START DATA RECORDS

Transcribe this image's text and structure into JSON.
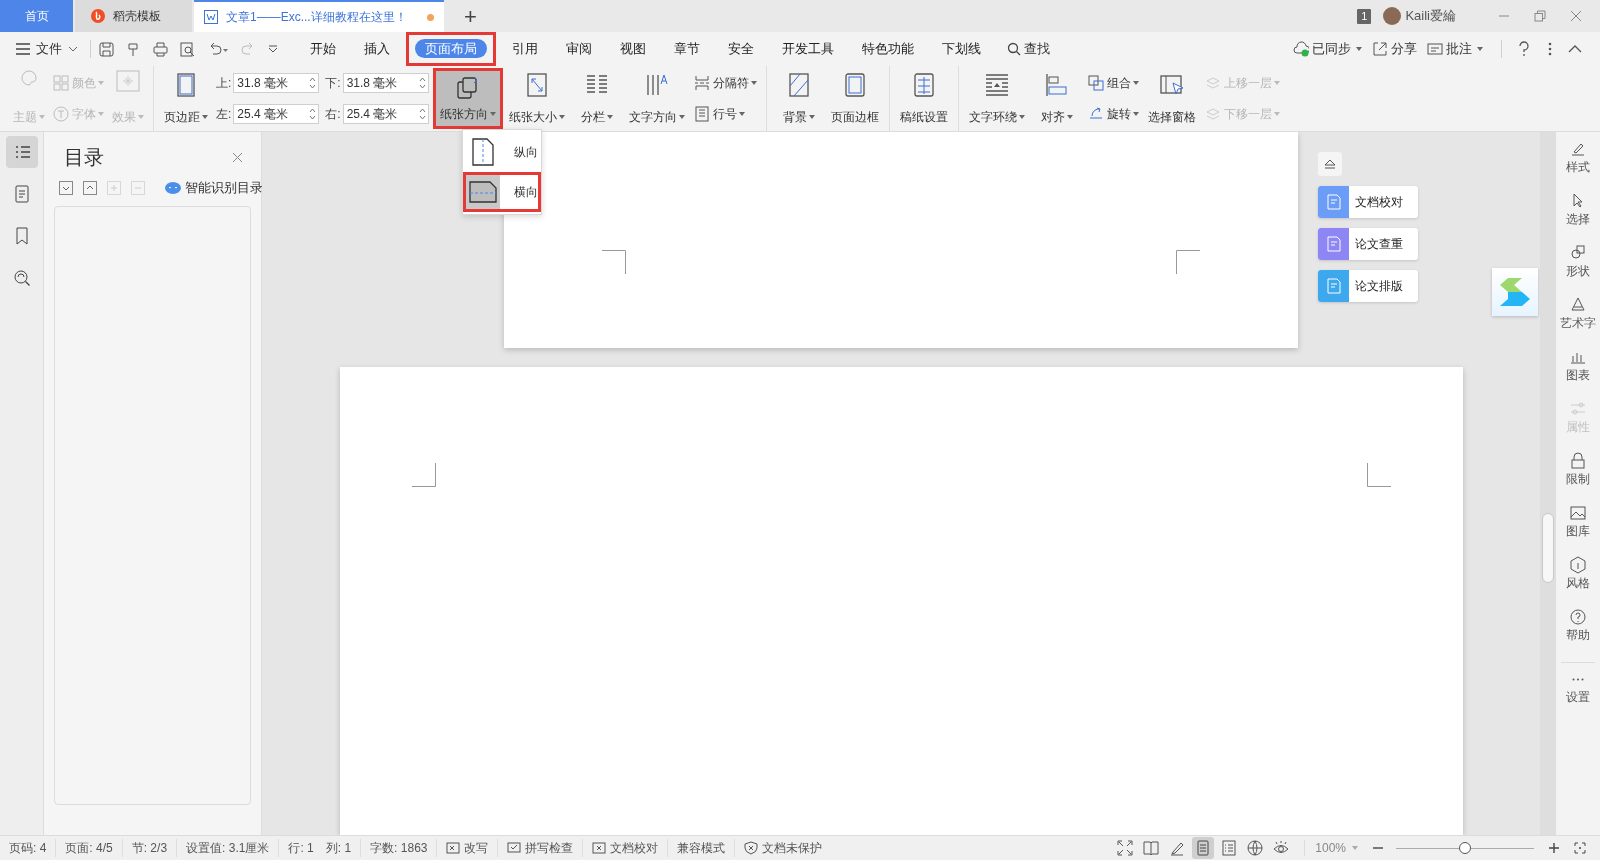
{
  "tabs": [
    {
      "kind": "home",
      "label": "首页",
      "selected": false
    },
    {
      "kind": "template",
      "label": "稻壳模板",
      "selected": false
    },
    {
      "kind": "document",
      "label": "文章1——Exc...详细教程在这里！",
      "selected": true,
      "modified": true
    }
  ],
  "titlebar": {
    "new_tab": "+",
    "badge": "1",
    "user": "Kaili爱綸"
  },
  "menu": {
    "file": "文件",
    "items": [
      {
        "label": "开始",
        "selected": false,
        "highlighted": false
      },
      {
        "label": "插入",
        "selected": false,
        "highlighted": false
      },
      {
        "label": "页面布局",
        "selected": true,
        "highlighted": true
      },
      {
        "label": "引用",
        "selected": false,
        "highlighted": false
      },
      {
        "label": "审阅",
        "selected": false,
        "highlighted": false
      },
      {
        "label": "视图",
        "selected": false,
        "highlighted": false
      },
      {
        "label": "章节",
        "selected": false,
        "highlighted": false
      },
      {
        "label": "安全",
        "selected": false,
        "highlighted": false
      },
      {
        "label": "开发工具",
        "selected": false,
        "highlighted": false
      },
      {
        "label": "特色功能",
        "selected": false,
        "highlighted": false
      },
      {
        "label": "下划线",
        "selected": false,
        "highlighted": false
      }
    ],
    "search": "查找",
    "right": [
      {
        "label": "已同步",
        "dropdown": true
      },
      {
        "label": "分享",
        "dropdown": false
      },
      {
        "label": "批注",
        "dropdown": true
      }
    ]
  },
  "ribbon": {
    "groups": [
      [
        {
          "kind": "stack",
          "items": [
            {
              "label": "主题",
              "dropdown": true,
              "disabled": true
            }
          ]
        },
        {
          "kind": "stack",
          "items": [
            {
              "label": "颜色",
              "dropdown": true,
              "disabled": true
            },
            {
              "label": "字体",
              "dropdown": true,
              "disabled": true
            }
          ]
        },
        {
          "kind": "stack",
          "items": [
            {
              "label": "效果",
              "dropdown": true,
              "disabled": true
            }
          ]
        }
      ],
      [
        {
          "kind": "large",
          "label": "页边距",
          "dropdown": true,
          "disabled": false,
          "active": false,
          "highlighted": false
        },
        {
          "kind": "fields",
          "items": [
            {
              "label": "上:",
              "value": "31.8 毫米"
            },
            {
              "label": "左:",
              "value": "25.4 毫米"
            }
          ]
        },
        {
          "kind": "fields",
          "items": [
            {
              "label": "下:",
              "value": "31.8 毫米"
            },
            {
              "label": "右:",
              "value": "25.4 毫米"
            }
          ]
        },
        {
          "kind": "large",
          "label": "纸张方向",
          "dropdown": true,
          "disabled": false,
          "active": true,
          "highlighted": true
        },
        {
          "kind": "large",
          "label": "纸张大小",
          "dropdown": true,
          "disabled": false,
          "active": false,
          "highlighted": false
        },
        {
          "kind": "large",
          "label": "分栏",
          "dropdown": true,
          "disabled": false,
          "active": false,
          "highlighted": false
        },
        {
          "kind": "large",
          "label": "文字方向",
          "dropdown": true,
          "disabled": false,
          "active": false,
          "highlighted": false
        },
        {
          "kind": "stack",
          "items": [
            {
              "label": "分隔符",
              "dropdown": true,
              "disabled": false
            },
            {
              "label": "行号",
              "dropdown": true,
              "disabled": false
            }
          ]
        }
      ],
      [
        {
          "kind": "large",
          "label": "背景",
          "dropdown": true,
          "disabled": false,
          "active": false,
          "highlighted": false
        },
        {
          "kind": "large",
          "label": "页面边框",
          "dropdown": false,
          "disabled": false,
          "active": false,
          "highlighted": false
        }
      ],
      [
        {
          "kind": "large",
          "label": "稿纸设置",
          "dropdown": false,
          "disabled": false,
          "active": false,
          "highlighted": false
        }
      ],
      [
        {
          "kind": "large",
          "label": "文字环绕",
          "dropdown": true,
          "disabled": false,
          "active": false,
          "highlighted": false
        },
        {
          "kind": "large",
          "label": "对齐",
          "dropdown": true,
          "disabled": false,
          "active": false,
          "highlighted": false
        },
        {
          "kind": "stack",
          "items": [
            {
              "label": "组合",
              "dropdown": true,
              "disabled": false
            },
            {
              "label": "旋转",
              "dropdown": true,
              "disabled": false
            }
          ]
        },
        {
          "kind": "large",
          "label": "选择窗格",
          "dropdown": false,
          "disabled": false,
          "active": false,
          "highlighted": false
        },
        {
          "kind": "stack",
          "items": [
            {
              "label": "上移一层",
              "dropdown": true,
              "disabled": true
            },
            {
              "label": "下移一层",
              "dropdown": true,
              "disabled": true
            }
          ]
        }
      ]
    ]
  },
  "orientation_menu": [
    {
      "label": "纵向",
      "selected": false,
      "highlighted": false
    },
    {
      "label": "横向",
      "selected": true,
      "highlighted": true
    }
  ],
  "left_strip": [
    {
      "selected": true
    },
    {
      "selected": false
    },
    {
      "selected": false
    },
    {
      "selected": false
    }
  ],
  "toc": {
    "title": "目录",
    "smart": "智能识别目录",
    "buttons": [
      {
        "disabled": false
      },
      {
        "disabled": false
      },
      {
        "disabled": true
      },
      {
        "disabled": true
      }
    ]
  },
  "float_tools": [
    {
      "label": "文档校对",
      "color": "#6b9cf7"
    },
    {
      "label": "论文查重",
      "color": "#8f86f5"
    },
    {
      "label": "论文排版",
      "color": "#3ea8ef"
    }
  ],
  "right_sidebar": [
    {
      "label": "样式",
      "disabled": false
    },
    {
      "label": "选择",
      "disabled": false
    },
    {
      "label": "形状",
      "disabled": false
    },
    {
      "label": "艺术字",
      "disabled": false
    },
    {
      "label": "图表",
      "disabled": false
    },
    {
      "label": "属性",
      "disabled": true
    },
    {
      "label": "限制",
      "disabled": false
    },
    {
      "label": "图库",
      "disabled": false
    },
    {
      "label": "风格",
      "disabled": false
    },
    {
      "label": "帮助",
      "disabled": false
    },
    {
      "label": "设置",
      "disabled": false
    }
  ],
  "status_bar": {
    "items": [
      {
        "kind": "text",
        "label": "页码: 4"
      },
      {
        "kind": "text",
        "label": "页面: 4/5"
      },
      {
        "kind": "text",
        "label": "节: 2/3"
      },
      {
        "kind": "text",
        "label": "设置值: 3.1厘米"
      },
      {
        "kind": "text",
        "label": "行: 1"
      },
      {
        "kind": "text",
        "label": "列: 1"
      },
      {
        "kind": "text",
        "label": "字数: 1863"
      },
      {
        "kind": "button",
        "label": "改写"
      },
      {
        "kind": "button",
        "label": "拼写检查"
      },
      {
        "kind": "button",
        "label": "文档校对"
      },
      {
        "kind": "text",
        "label": "兼容模式"
      },
      {
        "kind": "button",
        "label": "文档未保护"
      }
    ],
    "views": [
      {
        "selected": false
      },
      {
        "selected": false
      },
      {
        "selected": false
      },
      {
        "selected": true
      },
      {
        "selected": false
      },
      {
        "selected": false
      },
      {
        "selected": false
      }
    ],
    "zoom": {
      "label": "100%",
      "level": 0.5
    }
  }
}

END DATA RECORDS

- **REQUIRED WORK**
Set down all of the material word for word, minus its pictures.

- **ANSWER BOX**
Transcribe this image's text and structure into JSON.
{
  "tabs": [
    {
      "kind": "home",
      "label": "首页",
      "selected": false
    },
    {
      "kind": "template",
      "label": "稻壳模板",
      "selected": false
    },
    {
      "kind": "document",
      "label": "文章1——Exc...详细教程在这里！",
      "selected": true,
      "modified": true
    }
  ],
  "titlebar": {
    "new_tab": "+",
    "badge": "1",
    "user": "Kaili爱綸"
  },
  "menu": {
    "file": "文件",
    "items": [
      {
        "label": "开始",
        "selected": false,
        "highlighted": false
      },
      {
        "label": "插入",
        "selected": false,
        "highlighted": false
      },
      {
        "label": "页面布局",
        "selected": true,
        "highlighted": true
      },
      {
        "label": "引用",
        "selected": false,
        "highlighted": false
      },
      {
        "label": "审阅",
        "selected": false,
        "highlighted": false
      },
      {
        "label": "视图",
        "selected": false,
        "highlighted": false
      },
      {
        "label": "章节",
        "selected": false,
        "highlighted": false
      },
      {
        "label": "安全",
        "selected": false,
        "highlighted": false
      },
      {
        "label": "开发工具",
        "selected": false,
        "highlighted": false
      },
      {
        "label": "特色功能",
        "selected": false,
        "highlighted": false
      },
      {
        "label": "下划线",
        "selected": false,
        "highlighted": false
      }
    ],
    "search": "查找",
    "right": [
      {
        "label": "已同步",
        "dropdown": true
      },
      {
        "label": "分享",
        "dropdown": false
      },
      {
        "label": "批注",
        "dropdown": true
      }
    ]
  },
  "ribbon": {
    "groups": [
      [
        {
          "kind": "stack",
          "items": [
            {
              "label": "主题",
              "dropdown": true,
              "disabled": true
            }
          ]
        },
        {
          "kind": "stack",
          "items": [
            {
              "label": "颜色",
              "dropdown": true,
              "disabled": true
            },
            {
              "label": "字体",
              "dropdown": true,
              "disabled": true
            }
          ]
        },
        {
          "kind": "stack",
          "items": [
            {
              "label": "效果",
              "dropdown": true,
              "disabled": true
            }
          ]
        }
      ],
      [
        {
          "kind": "large",
          "label": "页边距",
          "dropdown": true,
          "disabled": false,
          "active": false,
          "highlighted": false
        },
        {
          "kind": "fields",
          "items": [
            {
              "label": "上:",
              "value": "31.8 毫米"
            },
            {
              "label": "左:",
              "value": "25.4 毫米"
            }
          ]
        },
        {
          "kind": "fields",
          "items": [
            {
              "label": "下:",
              "value": "31.8 毫米"
            },
            {
              "label": "右:",
              "value": "25.4 毫米"
            }
          ]
        },
        {
          "kind": "large",
          "label": "纸张方向",
          "dropdown": true,
          "disabled": false,
          "active": true,
          "highlighted": true
        },
        {
          "kind": "large",
          "label": "纸张大小",
          "dropdown": true,
          "disabled": false,
          "active": false,
          "highlighted": false
        },
        {
          "kind": "large",
          "label": "分栏",
          "dropdown": true,
          "disabled": false,
          "active": false,
          "highlighted": false
        },
        {
          "kind": "large",
          "label": "文字方向",
          "dropdown": true,
          "disabled": false,
          "active": false,
          "highlighted": false
        },
        {
          "kind": "stack",
          "items": [
            {
              "label": "分隔符",
              "dropdown": true,
              "disabled": false
            },
            {
              "label": "行号",
              "dropdown": true,
              "disabled": false
            }
          ]
        }
      ],
      [
        {
          "kind": "large",
          "label": "背景",
          "dropdown": true,
          "disabled": false,
          "active": false,
          "highlighted": false
        },
        {
          "kind": "large",
          "label": "页面边框",
          "dropdown": false,
          "disabled": false,
          "active": false,
          "highlighted": false
        }
      ],
      [
        {
          "kind": "large",
          "label": "稿纸设置",
          "dropdown": false,
          "disabled": false,
          "active": false,
          "highlighted": false
        }
      ],
      [
        {
          "kind": "large",
          "label": "文字环绕",
          "dropdown": true,
          "disabled": false,
          "active": false,
          "highlighted": false
        },
        {
          "kind": "large",
          "label": "对齐",
          "dropdown": true,
          "disabled": false,
          "active": false,
          "highlighted": false
        },
        {
          "kind": "stack",
          "items": [
            {
              "label": "组合",
              "dropdown": true,
              "disabled": false
            },
            {
              "label": "旋转",
              "dropdown": true,
              "disabled": false
            }
          ]
        },
        {
          "kind": "large",
          "label": "选择窗格",
          "dropdown": false,
          "disabled": false,
          "active": false,
          "highlighted": false
        },
        {
          "kind": "stack",
          "items": [
            {
              "label": "上移一层",
              "dropdown": true,
              "disabled": true
            },
            {
              "label": "下移一层",
              "dropdown": true,
              "disabled": true
            }
          ]
        }
      ]
    ]
  },
  "orientation_menu": [
    {
      "label": "纵向",
      "selected": false,
      "highlighted": false
    },
    {
      "label": "横向",
      "selected": true,
      "highlighted": true
    }
  ],
  "left_strip": [
    {
      "selected": true
    },
    {
      "selected": false
    },
    {
      "selected": false
    },
    {
      "selected": false
    }
  ],
  "toc": {
    "title": "目录",
    "smart": "智能识别目录",
    "buttons": [
      {
        "disabled": false
      },
      {
        "disabled": false
      },
      {
        "disabled": true
      },
      {
        "disabled": true
      }
    ]
  },
  "float_tools": [
    {
      "label": "文档校对",
      "color": "#6b9cf7"
    },
    {
      "label": "论文查重",
      "color": "#8f86f5"
    },
    {
      "label": "论文排版",
      "color": "#3ea8ef"
    }
  ],
  "right_sidebar": [
    {
      "label": "样式",
      "disabled": false
    },
    {
      "label": "选择",
      "disabled": false
    },
    {
      "label": "形状",
      "disabled": false
    },
    {
      "label": "艺术字",
      "disabled": false
    },
    {
      "label": "图表",
      "disabled": false
    },
    {
      "label": "属性",
      "disabled": true
    },
    {
      "label": "限制",
      "disabled": false
    },
    {
      "label": "图库",
      "disabled": false
    },
    {
      "label": "风格",
      "disabled": false
    },
    {
      "label": "帮助",
      "disabled": false
    },
    {
      "label": "设置",
      "disabled": false
    }
  ],
  "status_bar": {
    "items": [
      {
        "kind": "text",
        "label": "页码: 4"
      },
      {
        "kind": "text",
        "label": "页面: 4/5"
      },
      {
        "kind": "text",
        "label": "节: 2/3"
      },
      {
        "kind": "text",
        "label": "设置值: 3.1厘米"
      },
      {
        "kind": "text",
        "label": "行: 1"
      },
      {
        "kind": "text",
        "label": "列: 1"
      },
      {
        "kind": "text",
        "label": "字数: 1863"
      },
      {
        "kind": "button",
        "label": "改写"
      },
      {
        "kind": "button",
        "label": "拼写检查"
      },
      {
        "kind": "button",
        "label": "文档校对"
      },
      {
        "kind": "text",
        "label": "兼容模式"
      },
      {
        "kind": "button",
        "label": "文档未保护"
      }
    ],
    "views": [
      {
        "selected": false
      },
      {
        "selected": false
      },
      {
        "selected": false
      },
      {
        "selected": true
      },
      {
        "selected": false
      },
      {
        "selected": false
      },
      {
        "selected": false
      }
    ],
    "zoom": {
      "label": "100%",
      "level": 0.5
    }
  }
}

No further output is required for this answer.